One of the major reasons psychologists think we have mental representations is to overcome delays in the nervous system. Information has to come from sensors such as the retina and travel the distance to the visual cortex. This takes time. That information must then be processed and combined with other information to generate adaptive responses. This takes time. Delays in a control system that relies on feedback are a big problem for stability. The more time it takes for feedback about how well you are doing to reach the brain, the less relevant that feedback information is - it's no longer about what you're doing right now. This makes it difficult to make sensible error corrections and it ups the chances that something will go badly wrong. A lot of people therefore claim that the only solution is prediction, and there's a strong research industry investigating how the nervous system predicts so well.
Friday, 9 August 2013
Friday, 2 August 2013
|Brains, HUH, yeah, what are they good for?|
Of course, we aren't saying this at all. Of course the brain is up to something. I've sketched out a few ideas here and here (some of which is finding it's way into a book chapter we're writing with Eric Charles), and we're working on a Research Topic at Frontiers in Human Neuroscience about how to do radical embodied cognitive science (to which any interested parties are warmly invited to contribute!).
So we aren't denying that the brain is interesting and important. We just think it's doing something very different from what mainstream cognitive neuroscience thinks it is doing. Our embodied cognition (Wilson & Golonka, 2013) redefines the job description for the brain. Whatever it is that the brain is doing, it doesn't have to be representing anything (this is what the 'radical' part means). Instead, the brain is a key player in the system that interacts with information to produce behaviour, and that is a very different thing.

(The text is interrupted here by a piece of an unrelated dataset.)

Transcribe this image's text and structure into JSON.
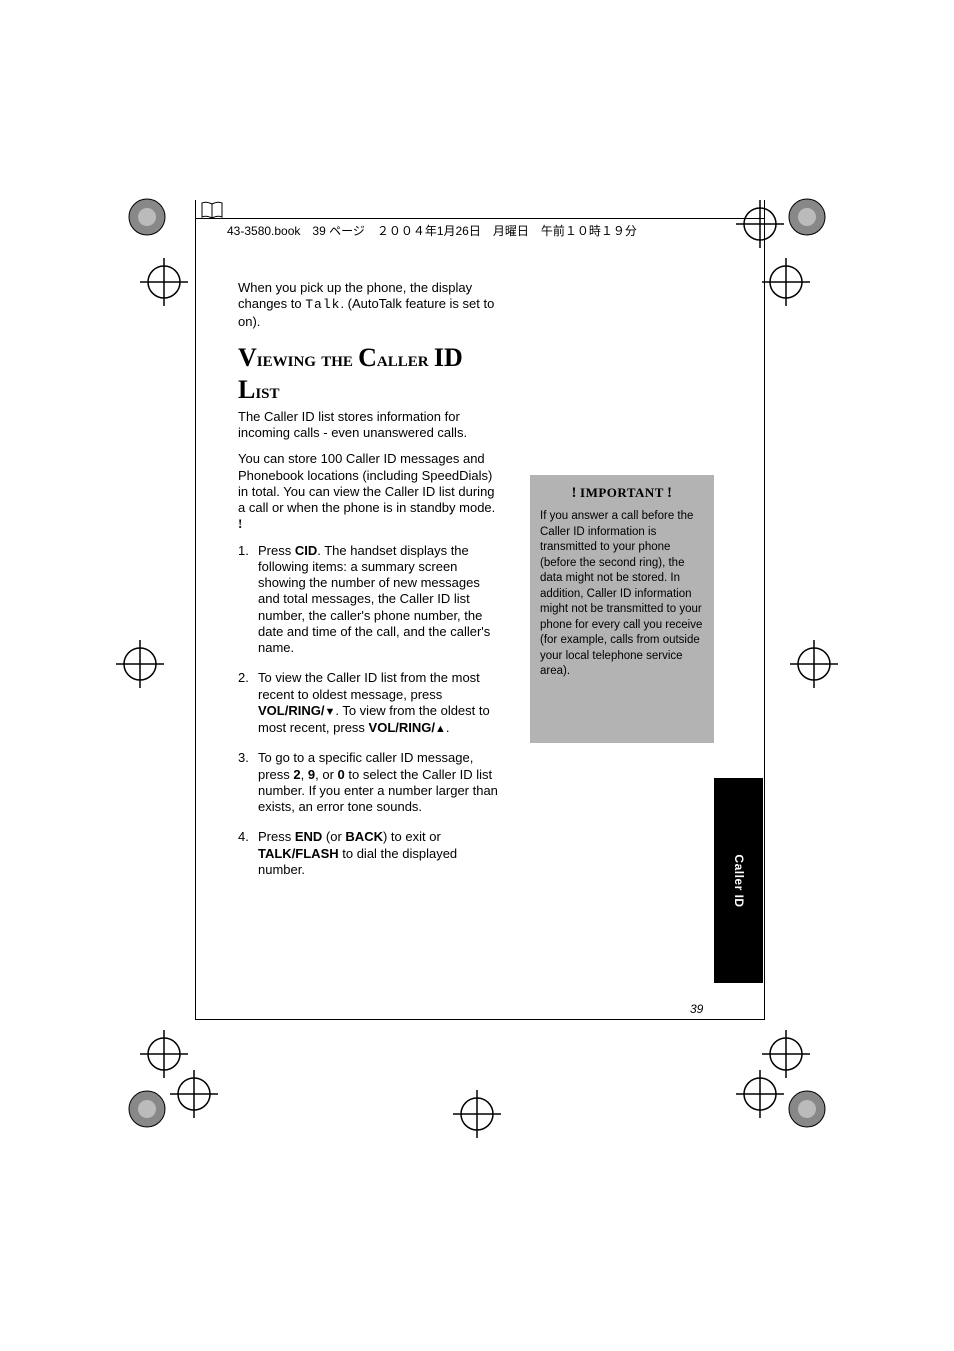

This basic fact motivates Sabrina's proposed 'new direction for psychology' (which obviously I endorse too). Her argument is that psychologists are interested in explaining behaviour, and that the primary external cause of behaviour is the various kinds of information we are able to interact with. There are interesting contributions to behaviour made by internal factors, including the brain, but these, she argues, have their effects by modifying how and when we interact with different sources of information. Given this, psychology should get very interested in information as quickly as possible in order to really start explaining behaviour; it's paid off in spades in perception and action and there's no reason why it won't pay off everywhere else too (see Sabrina's post on language here and here, plus our handy dandy Frontiers paper).
Of course the brain is a major player in cognitive systems, but in order to really know what it's up to, we have to be sure to ask it the right questions, and this means doing things in the right order. So the argument that 'the behaviour I study clearly requires internal support, and that therefore there are representations doing that work and the brain is important' is not actually an argument against doing your work from an embodied perspective. Throw away your assumptions about representations (see the section of links 'Representations & Why We Should Abandon Them' on the Rough Guide for more reasons), get serious about the information present in your task to support behaviour and only then start speculating about the form of the internal support that is required. We think you'll be surprised where you end up when representations are not the default.
And please tell us what you're up to - we'd love to help if we can!
Wilson A.D. & Golonka S. (2013). Embodied Cognition is Not What you Think It Is, Frontiers in Psychology, 4 DOI: 10.3389/fpsyg.2013.00058